That beautiful terrain sustained a considerable amount of action-packed mayhem, as the production carefully staged what stunt coordinator Kurt Bryant assessed as “hellacious stunts. We had a car chase at nearly 100 MPH, a stunt man jumping off a 30-foot embankment, and guys getting thrown out of cars, among other action scenes. We built a Mustang with special camera mounts on it. There was a lot of prep work on the cars; everything had to work precisely.”
“Kurt is the best stunt coordinator in the world,” states stunt man and stunt driver Corey Eubanks, whose career recently passed the quarter-century mark and who took a busman’s holiday from working on the Michael Bay-directed Transformers to be part of Bryant’s team. “There is so much preparation for vehicles doing stunts that people can’t fathom. A stunt that lasts seconds on film is the result of a six-week process.”
Meyers opines, “You can laugh and say, ‘Oh, boys with toys,’ or ‘Smash-and-trash,’ but on the set that day you will spend hours on safety precautions working up to a two-second stunt. And when that finally takes place, you are exhilarated; hopefully the audience will be too.”
One sequence, where the 442 veers violently into a ravine, tested Eubanks’ mettle. He relays, “I’ve jumped hundreds of cars – not an exaggeration – and this stunt on The Hitcher was the first time I jumped a car where I was not able to see my target. The car just didn’t have the acceleration we needed, so we had to use the SWAG method – Scientific Wild-A-Guess.
“On this movie, Dave welcomed all of our thoughts and ideas. Working with him, you wouldn’t know this was his first feature.”
Utility stunt man Mike Owen notes, “With that special Mustang – we called it the Camestang – we were able to get the cars inside the action. This was especially important for the sequences late in the movie.”

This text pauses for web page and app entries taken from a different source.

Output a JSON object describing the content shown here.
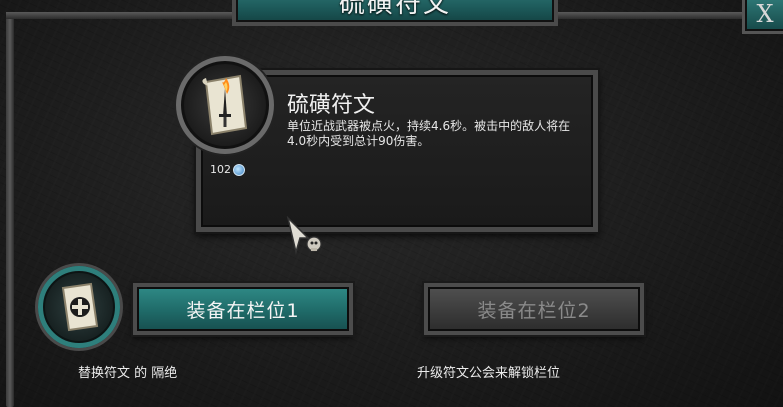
{
  "header": {
    "title": "硫磺符文",
    "close_label": "X"
  },
  "rune_info": {
    "name": "硫磺符文",
    "description": "单位近战武器被点火，持续4.6秒。被击中的敌人将在4.0秒内受到总计90伤害。",
    "count": "102",
    "icon": "burning-dagger-scroll-icon",
    "count_icon": "blue-potion-icon"
  },
  "slots": {
    "slot1_label": "装备在栏位1",
    "slot2_label": "装备在栏位2",
    "slot1_icon": "cross-rune-scroll-icon",
    "slot2_enabled": false
  },
  "captions": {
    "left": "替换符文 的 隔绝",
    "right": "升级符文公会来解锁栏位"
  },
  "colors": {
    "accent_teal": "#2f8a86",
    "disabled_gray": "#505050",
    "background": "#1c1c1c"
  }
}
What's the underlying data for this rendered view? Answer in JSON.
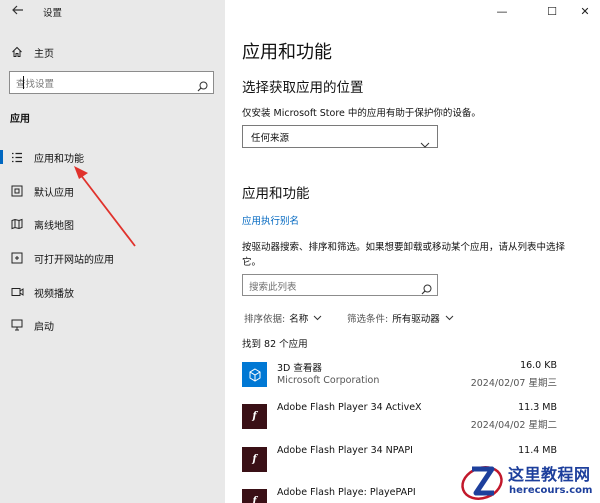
{
  "window": {
    "title": "设置",
    "minimize": "—",
    "maximize": "☐",
    "close": "✕"
  },
  "sidebar": {
    "home": "主页",
    "search_placeholder": "查找设置",
    "section": "应用",
    "items": [
      {
        "label": "应用和功能",
        "icon": "list-icon",
        "active": true
      },
      {
        "label": "默认应用",
        "icon": "default-apps-icon"
      },
      {
        "label": "离线地图",
        "icon": "map-icon"
      },
      {
        "label": "可打开网站的应用",
        "icon": "open-with-icon"
      },
      {
        "label": "视频播放",
        "icon": "video-icon"
      },
      {
        "label": "启动",
        "icon": "startup-icon"
      }
    ]
  },
  "main": {
    "title": "应用和功能",
    "source_heading": "选择获取应用的位置",
    "source_desc": "仅安装 Microsoft Store 中的应用有助于保护你的设备。",
    "source_value": "任何来源",
    "apps_heading": "应用和功能",
    "alias_link": "应用执行别名",
    "apps_desc": "按驱动器搜索、排序和筛选。如果想要卸载或移动某个应用，请从列表中选择它。",
    "apps_search_placeholder": "搜索此列表",
    "sort_label": "排序依据:",
    "sort_value": "名称",
    "filter_label": "筛选条件:",
    "filter_value": "所有驱动器",
    "count": "找到 82 个应用",
    "apps": [
      {
        "name": "3D 查看器",
        "publisher": "Microsoft Corporation",
        "size": "16.0 KB",
        "date": "2024/02/07 星期三",
        "icon": "cube-icon"
      },
      {
        "name": "Adobe Flash Player 34 ActiveX",
        "publisher": "",
        "size": "11.3 MB",
        "date": "2024/04/02 星期二",
        "icon": "flash-icon"
      },
      {
        "name": "Adobe Flash Player 34 NPAPI",
        "publisher": "",
        "size": "11.4 MB",
        "date": "",
        "icon": "flash-icon"
      },
      {
        "name": "Adobe Flash Playe: PlayePAPI",
        "publisher": "",
        "size": "",
        "date": "",
        "icon": "flash-icon"
      }
    ]
  },
  "watermark": {
    "title": "这里教程网",
    "url": "herecours.com"
  },
  "colors": {
    "accent": "#0067c0",
    "sidebar_bg": "#e9e9e9",
    "arrow": "#e0322c",
    "tile_blue": "#0078d4",
    "flash_tile": "#3a1016"
  }
}
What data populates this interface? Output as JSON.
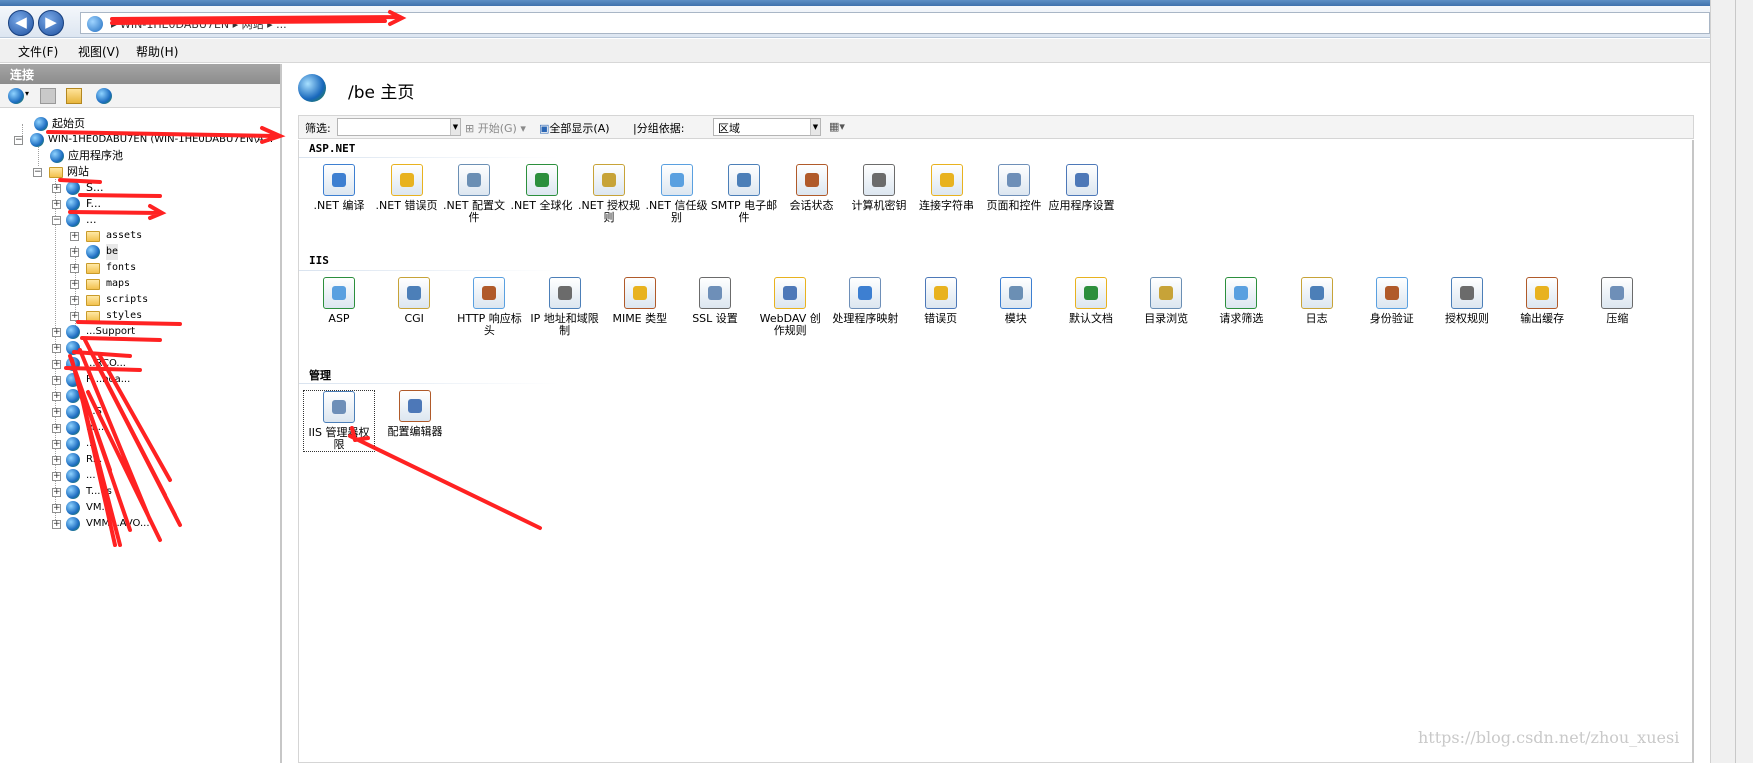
{
  "address_bar": {
    "text": "▸ WIN-1HE0DABU7EN ▸ 网站 ▸ ..."
  },
  "menu": [
    {
      "label": "文件(F)"
    },
    {
      "label": "视图(V)"
    },
    {
      "label": "帮助(H)"
    }
  ],
  "left_pane": {
    "header": "连接",
    "tree": [
      {
        "label": "起始页"
      },
      {
        "label": "WIN-1HE0DABU7EN (WIN-1HE0DABU7EN\\A..."
      },
      {
        "label": "应用程序池"
      },
      {
        "label": "网站"
      },
      {
        "label": "S..."
      },
      {
        "label": "F..."
      },
      {
        "label": "..."
      },
      {
        "label": "assets"
      },
      {
        "label": "be"
      },
      {
        "label": "fonts"
      },
      {
        "label": "maps"
      },
      {
        "label": "scripts"
      },
      {
        "label": "styles"
      },
      {
        "label": "...Support"
      },
      {
        "label": ""
      },
      {
        "label": "...RCO..."
      },
      {
        "label": "R...boa..."
      },
      {
        "label": ""
      },
      {
        "label": "...S"
      },
      {
        "label": "M..."
      },
      {
        "label": "..."
      },
      {
        "label": "R..."
      },
      {
        "label": "..."
      },
      {
        "label": "T...es"
      },
      {
        "label": "VM..."
      },
      {
        "label": "VMM...AVO..."
      }
    ]
  },
  "page": {
    "title": "/be 主页"
  },
  "filter_bar": {
    "filter_label": "筛选:",
    "start_label": "开始(G)",
    "show_all_label": "全部显示(A)",
    "group_by_label": "|分组依据:",
    "group_by_value": "区域"
  },
  "sections": [
    {
      "title": "ASP.NET",
      "items": [
        {
          "label": ".NET 编译",
          "icon": "dotnet-compile-icon"
        },
        {
          "label": ".NET 错误页",
          "icon": "dotnet-error-page-icon"
        },
        {
          "label": ".NET 配置文件",
          "icon": "dotnet-profile-icon"
        },
        {
          "label": ".NET 全球化",
          "icon": "dotnet-globalization-icon"
        },
        {
          "label": ".NET 授权规则",
          "icon": "dotnet-authorization-icon"
        },
        {
          "label": ".NET 信任级别",
          "icon": "dotnet-trust-level-icon"
        },
        {
          "label": "SMTP 电子邮件",
          "icon": "smtp-email-icon"
        },
        {
          "label": "会话状态",
          "icon": "session-state-icon"
        },
        {
          "label": "计算机密钥",
          "icon": "machine-key-icon"
        },
        {
          "label": "连接字符串",
          "icon": "connection-strings-icon"
        },
        {
          "label": "页面和控件",
          "icon": "pages-controls-icon"
        },
        {
          "label": "应用程序设置",
          "icon": "app-settings-icon"
        }
      ]
    },
    {
      "title": "IIS",
      "items": [
        {
          "label": "ASP",
          "icon": "asp-icon"
        },
        {
          "label": "CGI",
          "icon": "cgi-icon"
        },
        {
          "label": "HTTP 响应标头",
          "icon": "http-headers-icon"
        },
        {
          "label": "IP 地址和域限制",
          "icon": "ip-restrictions-icon"
        },
        {
          "label": "MIME 类型",
          "icon": "mime-types-icon"
        },
        {
          "label": "SSL 设置",
          "icon": "ssl-settings-icon"
        },
        {
          "label": "WebDAV 创作规则",
          "icon": "webdav-icon"
        },
        {
          "label": "处理程序映射",
          "icon": "handler-mappings-icon"
        },
        {
          "label": "错误页",
          "icon": "error-pages-icon"
        },
        {
          "label": "模块",
          "icon": "modules-icon"
        },
        {
          "label": "默认文档",
          "icon": "default-document-icon"
        },
        {
          "label": "目录浏览",
          "icon": "directory-browsing-icon"
        },
        {
          "label": "请求筛选",
          "icon": "request-filtering-icon"
        },
        {
          "label": "日志",
          "icon": "logging-icon"
        },
        {
          "label": "身份验证",
          "icon": "authentication-icon"
        },
        {
          "label": "授权规则",
          "icon": "authorization-rules-icon"
        },
        {
          "label": "输出缓存",
          "icon": "output-caching-icon"
        },
        {
          "label": "压缩",
          "icon": "compression-icon"
        }
      ]
    },
    {
      "title": "管理",
      "items": [
        {
          "label": "IIS 管理器权限",
          "icon": "iis-manager-permissions-icon"
        },
        {
          "label": "配置编辑器",
          "icon": "configuration-editor-icon"
        }
      ]
    }
  ],
  "watermark": "https://blog.csdn.net/zhou_xuesi",
  "colors": {
    "annotation_red": "#ff2222",
    "header_gray": "#9a9a9a"
  }
}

Bryant found a more unexpected addition to his team in the person of the film’s leading lady. Bush reports, “I got to do some stunt driving. The stunt team was saying, ‘Well, we need to get a bit of this scene with you, but not the whole stunt. 180 degrees but not the whole 360.’ And I said, ‘If we’re gonna do this, let’s do it right,’ so that the audience doesn’t feel, ‘Oh, there’s the cutaway.’
“It was truer for the movie and for my experience as the character. My rule of thumb is to do something as long as it’s not a risk to my health, and I had already watched the team – who were amazing – set everything up and test things. So Dave called ‘action,’ and I went spinning down the highway. It was a blast, but I kept having to remind myself to look terrified. Afterwards, everyone was asking if I was okay, and I said, ‘Can we do it again?’”
The careful preparation ensured that only some cars were harmed during the making of the movie as well as, reports Meyers, “one camera that got destroyed.”
Having completed his first feature, the director notes, “In the work I’ve done prior, one of the overlying principles was always trying to be true and real. With those same priorities, hopefully, a sense of realism and the human emotions between a boyfriend and a girlfriend have made The Hitcher a roller-coaster ride that audiences can relate to.